Artist Side Guide to Using RNDR
1. Preparing an ORBX Scene
The RNDR Network functions using the ORBX Scene File Format. Any scene that a user wants to render on the network needs to be exported as an ORBX file using OctaneRender Standalone or any of the supported OctaneRender Plugin Integrations. The scene must be configured properly, and optimization is recommended to avoid unnecessary rendering costs. Once a scene is exported as an ORBX file, it can then be uploaded to RNDR for peer-to-peer rendering. Please consult OctaneRender Documentation for complete instructions about how to use OctaneRender and packaging ORBX Scenes.
Note: For scenes created using an Octane plugin, it is recommended to first check importing the ORBX scene file in OctaneRender Standalone prior to uploading it to RNDR. Importing an ORBX scene in OctaneRender Standalone, allows you to confirm a scene is configured correctly prior to spending RNDR tokens on a render job. If you have issues with exporting ORBX files contact email@example.com.
2. Upload ORBX Scene for Rendering

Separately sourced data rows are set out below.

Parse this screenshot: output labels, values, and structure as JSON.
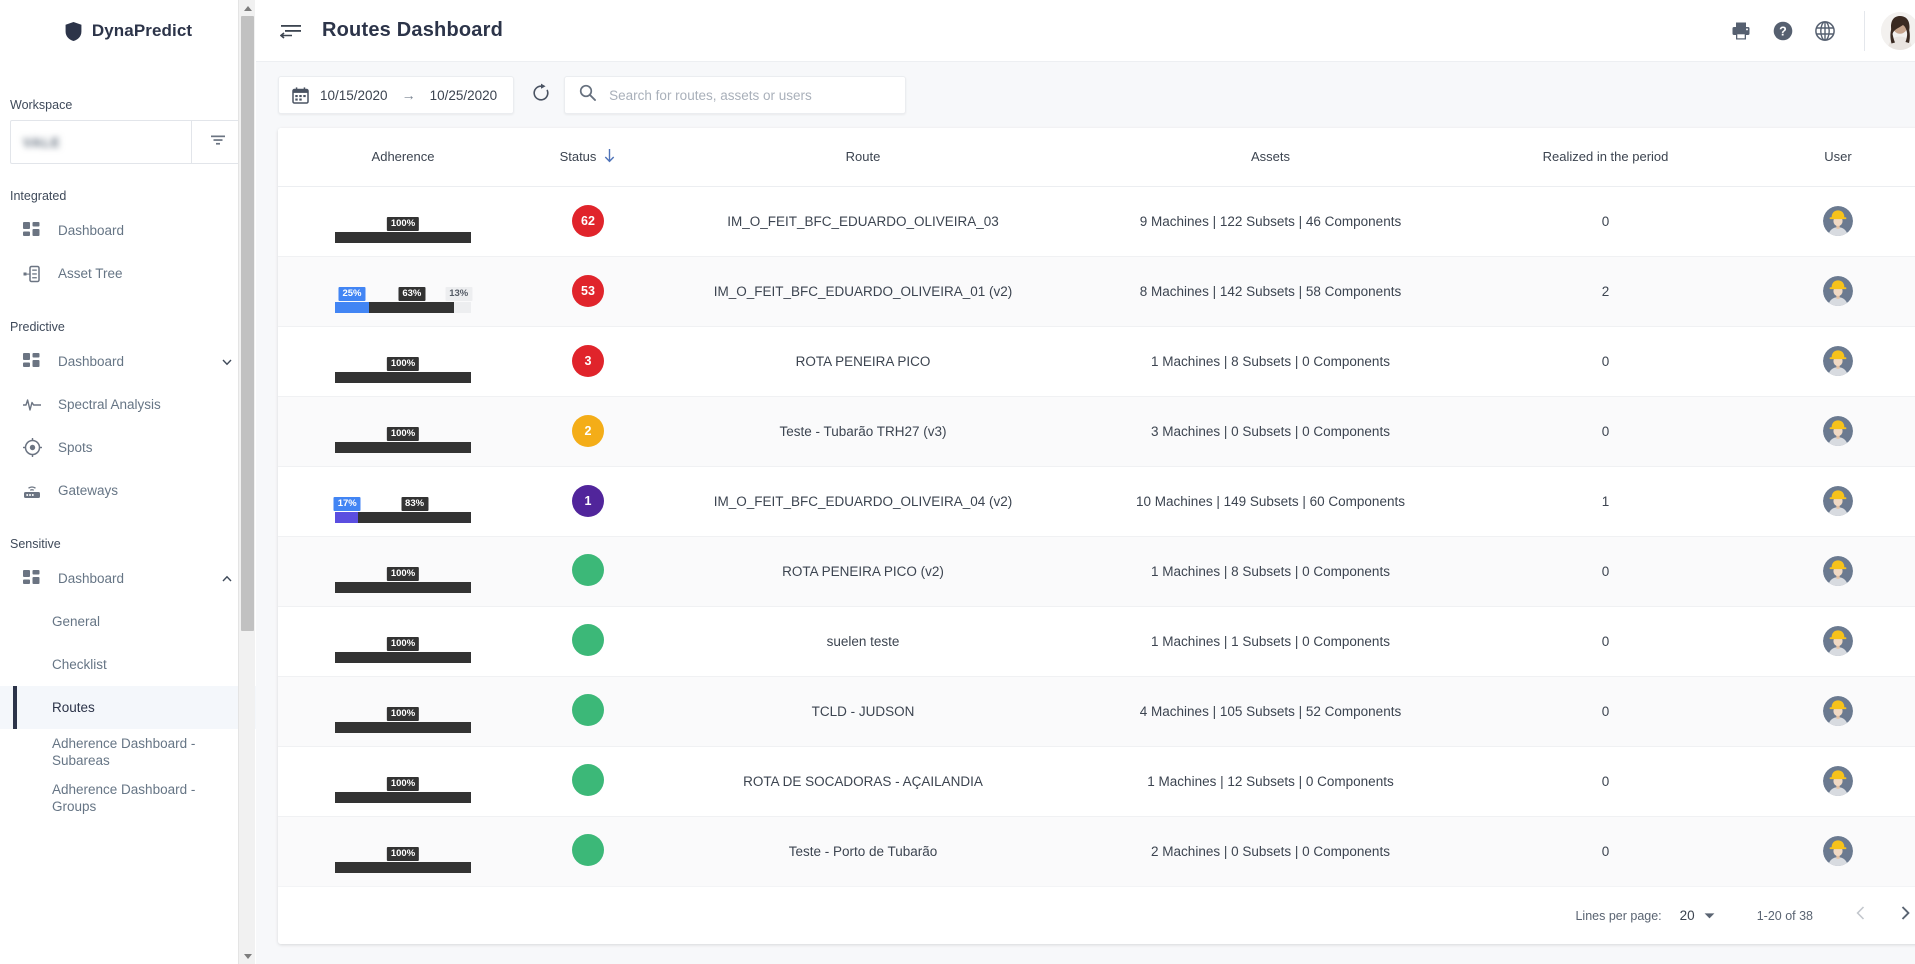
{
  "brand": {
    "name": "DynaPredict",
    "icon": "shield-icon"
  },
  "sidebar": {
    "workspace_label": "Workspace",
    "workspace_value": "VALE",
    "filter_icon": "filter-icon",
    "groups": [
      {
        "label": "Integrated",
        "items": [
          {
            "label": "Dashboard",
            "icon": "dashboard-icon",
            "chevron": null
          },
          {
            "label": "Asset Tree",
            "icon": "asset-tree-icon",
            "chevron": null
          }
        ]
      },
      {
        "label": "Predictive",
        "items": [
          {
            "label": "Dashboard",
            "icon": "dashboard-icon",
            "chevron": "chevron-down-icon"
          },
          {
            "label": "Spectral Analysis",
            "icon": "spectral-analysis-icon",
            "chevron": null
          },
          {
            "label": "Spots",
            "icon": "spots-icon",
            "chevron": null
          },
          {
            "label": "Gateways",
            "icon": "gateways-icon",
            "chevron": null
          }
        ]
      },
      {
        "label": "Sensitive",
        "items": [
          {
            "label": "Dashboard",
            "icon": "dashboard-icon",
            "chevron": "chevron-up-icon"
          }
        ],
        "subitems": [
          {
            "label": "General",
            "active": false
          },
          {
            "label": "Checklist",
            "active": false
          },
          {
            "label": "Routes",
            "active": true
          },
          {
            "label": "Adherence Dashboard - Subareas",
            "active": false
          },
          {
            "label": "Adherence Dashboard - Groups",
            "active": false
          }
        ]
      }
    ]
  },
  "topbar": {
    "menu_icon": "hamburger-collapse-icon",
    "title": "Routes Dashboard",
    "actions": [
      {
        "name": "print-icon"
      },
      {
        "name": "help-icon"
      },
      {
        "name": "language-icon"
      }
    ],
    "avatar": "user-avatar",
    "avatar_chevron": "chevron-down-icon"
  },
  "toolbar": {
    "calendar_icon": "calendar-icon",
    "date_start": "10/15/2020",
    "date_arrow": "→",
    "date_end": "10/25/2020",
    "refresh_icon": "refresh-icon",
    "search_icon": "search-icon",
    "search_placeholder": "Search for routes, assets or users",
    "search_value": ""
  },
  "table": {
    "columns": [
      {
        "key": "adherence",
        "label": "Adherence"
      },
      {
        "key": "status",
        "label": "Status",
        "sort_icon": "sort-descending-arrow-icon"
      },
      {
        "key": "route",
        "label": "Route"
      },
      {
        "key": "assets",
        "label": "Assets"
      },
      {
        "key": "realized",
        "label": "Realized in the period"
      },
      {
        "key": "user",
        "label": "User"
      }
    ],
    "rows": [
      {
        "adherence": [
          {
            "pct": 100,
            "label": "100%",
            "color": "#333333",
            "label_bg": "#333333"
          }
        ],
        "status": {
          "value": "62",
          "color": "#e0242b"
        },
        "route": "IM_O_FEIT_BFC_EDUARDO_OLIVEIRA_03",
        "assets": "9 Machines | 122 Subsets | 46 Components",
        "realized": "0",
        "user": "worker-avatar"
      },
      {
        "adherence": [
          {
            "pct": 25,
            "label": "25%",
            "color": "#4285f4",
            "label_bg": "#4285f4"
          },
          {
            "pct": 63,
            "label": "63%",
            "color": "#333333",
            "label_bg": "#333333"
          },
          {
            "pct": 13,
            "label": "13%",
            "color": "#edeef0",
            "label_bg": "#edeef0",
            "label_color": "#555c66"
          }
        ],
        "status": {
          "value": "53",
          "color": "#e0242b"
        },
        "route": "IM_O_FEIT_BFC_EDUARDO_OLIVEIRA_01 (v2)",
        "assets": "8 Machines | 142 Subsets | 58 Components",
        "realized": "2",
        "user": "worker-avatar"
      },
      {
        "adherence": [
          {
            "pct": 100,
            "label": "100%",
            "color": "#333333",
            "label_bg": "#333333"
          }
        ],
        "status": {
          "value": "3",
          "color": "#e0242b"
        },
        "route": "ROTA PENEIRA PICO",
        "assets": "1 Machines | 8 Subsets | 0 Components",
        "realized": "0",
        "user": "worker-avatar"
      },
      {
        "adherence": [
          {
            "pct": 100,
            "label": "100%",
            "color": "#333333",
            "label_bg": "#333333"
          }
        ],
        "status": {
          "value": "2",
          "color": "#f4ad18"
        },
        "route": "Teste - Tubarão TRH27 (v3)",
        "assets": "3 Machines | 0 Subsets | 0 Components",
        "realized": "0",
        "user": "worker-avatar"
      },
      {
        "adherence": [
          {
            "pct": 17,
            "label": "17%",
            "color": "#5b4ee0",
            "label_bg": "#4285f4"
          },
          {
            "pct": 83,
            "label": "83%",
            "color": "#333333",
            "label_bg": "#333333"
          }
        ],
        "status": {
          "value": "1",
          "color": "#51259b"
        },
        "route": "IM_O_FEIT_BFC_EDUARDO_OLIVEIRA_04 (v2)",
        "assets": "10 Machines | 149 Subsets | 60 Components",
        "realized": "1",
        "user": "worker-avatar"
      },
      {
        "adherence": [
          {
            "pct": 100,
            "label": "100%",
            "color": "#333333",
            "label_bg": "#333333"
          }
        ],
        "status": {
          "value": "",
          "color": "#3cb878"
        },
        "route": "ROTA PENEIRA PICO (v2)",
        "assets": "1 Machines | 8 Subsets | 0 Components",
        "realized": "0",
        "user": "worker-avatar"
      },
      {
        "adherence": [
          {
            "pct": 100,
            "label": "100%",
            "color": "#333333",
            "label_bg": "#333333"
          }
        ],
        "status": {
          "value": "",
          "color": "#3cb878"
        },
        "route": "suelen teste",
        "assets": "1 Machines | 1 Subsets | 0 Components",
        "realized": "0",
        "user": "worker-avatar"
      },
      {
        "adherence": [
          {
            "pct": 100,
            "label": "100%",
            "color": "#333333",
            "label_bg": "#333333"
          }
        ],
        "status": {
          "value": "",
          "color": "#3cb878"
        },
        "route": "TCLD - JUDSON",
        "assets": "4 Machines | 105 Subsets | 52 Components",
        "realized": "0",
        "user": "worker-avatar"
      },
      {
        "adherence": [
          {
            "pct": 100,
            "label": "100%",
            "color": "#333333",
            "label_bg": "#333333"
          }
        ],
        "status": {
          "value": "",
          "color": "#3cb878"
        },
        "route": "ROTA DE SOCADORAS - AÇAILANDIA",
        "assets": "1 Machines | 12 Subsets | 0 Components",
        "realized": "0",
        "user": "worker-avatar"
      },
      {
        "adherence": [
          {
            "pct": 100,
            "label": "100%",
            "color": "#333333",
            "label_bg": "#333333"
          }
        ],
        "status": {
          "value": "",
          "color": "#3cb878"
        },
        "route": "Teste - Porto de Tubarão",
        "assets": "2 Machines | 0 Subsets | 0 Components",
        "realized": "0",
        "user": "worker-avatar"
      }
    ]
  },
  "footer": {
    "lines_per_page_label": "Lines per page:",
    "lines_per_page_value": "20",
    "lines_per_page_chevron": "chevron-down-icon",
    "range_label": "1-20 of 38",
    "prev_icon": "chevron-left-icon",
    "next_icon": "chevron-right-icon"
  },
  "colors": {
    "brand_dark": "#2c3449",
    "accent_blue": "#4285f4",
    "red": "#e0242b",
    "amber": "#f4ad18",
    "green": "#3cb878",
    "purple": "#51259b"
  }
}
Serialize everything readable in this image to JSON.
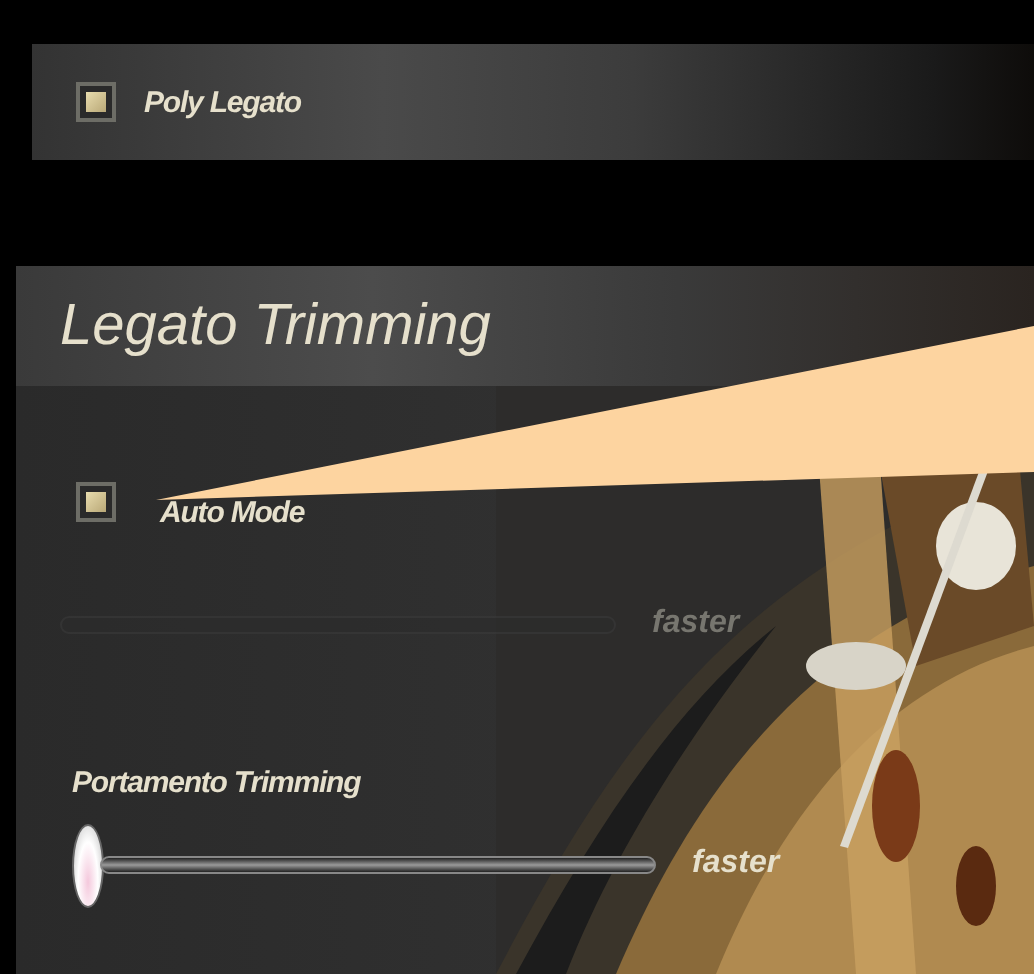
{
  "top_panel": {
    "checkbox": {
      "label": "Poly Legato",
      "checked": true
    }
  },
  "legato_trimming": {
    "title": "Legato Trimming",
    "auto_mode": {
      "label": "Auto Mode",
      "checked": true
    },
    "trim_slider": {
      "disabled": true,
      "end_label": "faster"
    },
    "portamento": {
      "label": "Portamento Trimming",
      "level": 0,
      "end_label": "faster"
    }
  },
  "callout": {
    "kind": "pointer"
  }
}
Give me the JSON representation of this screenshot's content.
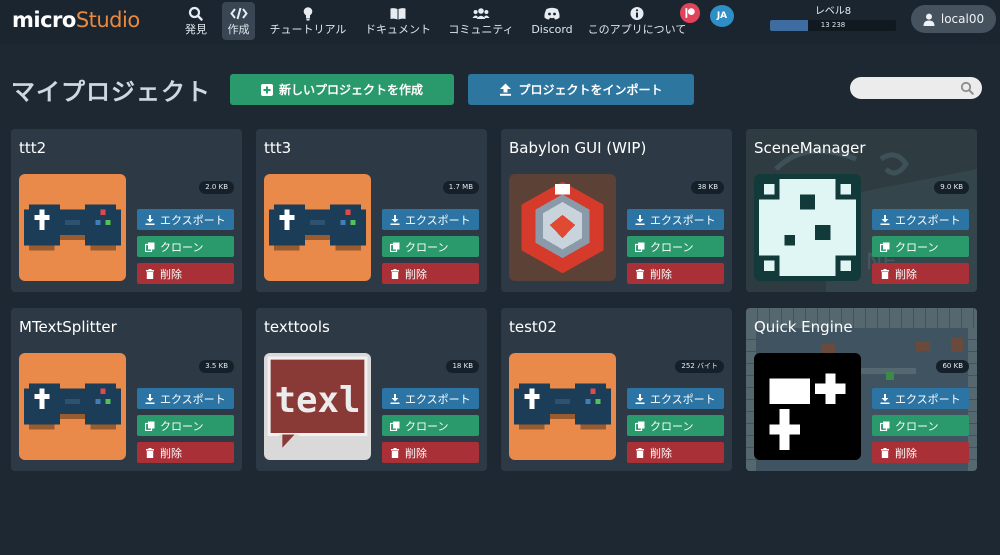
{
  "logo": {
    "bold": "micro",
    "light": "Studio"
  },
  "nav": [
    {
      "key": "explore",
      "label": "発見",
      "icon": "search-icon"
    },
    {
      "key": "create",
      "label": "作成",
      "icon": "code-icon",
      "active": true
    },
    {
      "key": "tutorials",
      "label": "チュートリアル",
      "icon": "lightbulb-icon"
    },
    {
      "key": "docs",
      "label": "ドキュメント",
      "icon": "book-icon"
    },
    {
      "key": "community",
      "label": "コミュニティ",
      "icon": "users-icon"
    },
    {
      "key": "discord",
      "label": "Discord",
      "icon": "discord-icon"
    },
    {
      "key": "about",
      "label": "このアプリについて",
      "icon": "info-icon"
    }
  ],
  "header": {
    "lang": "JA",
    "level_label": "レベル8",
    "level_xp": "13 238",
    "level_progress": 0.3,
    "user": "local00"
  },
  "page": {
    "title": "マイプロジェクト",
    "create_label": "新しいプロジェクトを作成",
    "import_label": "プロジェクトをインポート",
    "search_placeholder": ""
  },
  "actions": {
    "export": "エクスポート",
    "clone": "クローン",
    "delete": "削除"
  },
  "projects": [
    {
      "title": "ttt2",
      "size": "2.0 KB",
      "thumb": "gamepad"
    },
    {
      "title": "ttt3",
      "size": "1.7 MB",
      "thumb": "gamepad"
    },
    {
      "title": "Babylon GUI (WIP)",
      "size": "38 KB",
      "thumb": "babylon"
    },
    {
      "title": "SceneManager",
      "size": "9.0 KB",
      "thumb": "scene"
    },
    {
      "title": "MTextSplitter",
      "size": "3.5 KB",
      "thumb": "gamepad"
    },
    {
      "title": "texttools",
      "size": "18 KB",
      "thumb": "text"
    },
    {
      "title": "test02",
      "size": "252 バイト",
      "thumb": "gamepad"
    },
    {
      "title": "Quick Engine",
      "size": "60 KB",
      "thumb": "quick"
    }
  ],
  "thumb_text": "texl",
  "colors": {
    "accent_orange": "#e9893f",
    "create_green": "#2a9a6c",
    "import_blue": "#2d76a0",
    "delete_red": "#a83036",
    "card_bg": "#2d3a46"
  }
}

Security Note: When you are uploading Scenes to RNDR, each file is encrypted during the uploading process and cannot be retrieved once on RNDR. As a result, RNDR does not fully function as cloud storage and we encourage storing a backup of your work internally.
Uploading a Scene
Using Octane Standalone or any of the OctaneRender supported plugins, export your scene as an ORBX file. Then navigate to the Scenes page by clicking on the Scenes tab in the top right then click on the orange cloud icon and select an OctaneRender Package File (files with .orbx extensions).
This process varies for some OctaneRender plugins that are more deeply integrated into the Host 3D Content Creation tool. For C4D, please consult the 'Octane Cloud Rendering' section of the OctaneRender for Cinema4D manual to see how this process works for the plugin [Copyright Ahmet Oktar].
3. Create a Job Parameters for Rendering
Once you have completed this process and uploaded your Scene, you will find it on the Scenes page. There you can create Jobs, delete Scenes, or sort Scenes by either date, name, or status.
When you have a scene to render, you can create a Job. To begin this process click the 'Create a Job' button your scene. You will be redirected to the ‘Create a Job’ page, where will have several options.
- # of Samples: Just like in OctaneRender, this sets the maximum number of samples per pixel before the rendering process stops. The higher the number of samples per pixel, the cleaner the render. It is important to test your preferred sample settings prior to cloud rendering in order to find the optimal amount of samples a render requires to achieve desired results. If you set your sample settings too low you may have an unusable noisy render, and conversely, if your sample settings are too high, you may be incurring cloud rendering costs with diminishing returns.
- Resolution: This must be between 1 and up to 65000 for both width and height.
- Select Frames: Range of frames you want to render (can be single frame, a range, or mix of ranges)
- Output: You have several options for the Format and the Output Naming Format. To change the format, simply click on the format you want. To change the Output Naming Format just enter one or more of the Output Naming Options in the field on the left.
4. Estimating Job Costs Prior to Rendering
Artists are able to generate a cost estimate for a render by providing their local hardware’s OctaneBench (OB) score and the time it takes to render one frame before sending the render job out to the network. This is to avoid final job cost exceeding the amount of tokens that were temporarily held for rendering. If the amount of work exceeds the amount of tokens in your account, a render will be paused and you will be prompted to add more tokens into your account.
To generate a RNDR estimate, download the latest version of OctaneBench: http://octanebench.com and run the application to get your system's OctaneBench score. Then render a single frame or range of frames from your scene, to see how long a frame takes to render. It is recommended to render the most complex frames from a scene in order to generate an upper bound of rendering times.
It is important to note that estimates are just an approximation, as there are often significant frame to frame disparities in rendering work that cannot be projected prior to completing rendering work. Working off an upper bound, limits the potential that your rendering costs will exceed the amount of tokens you have in your account.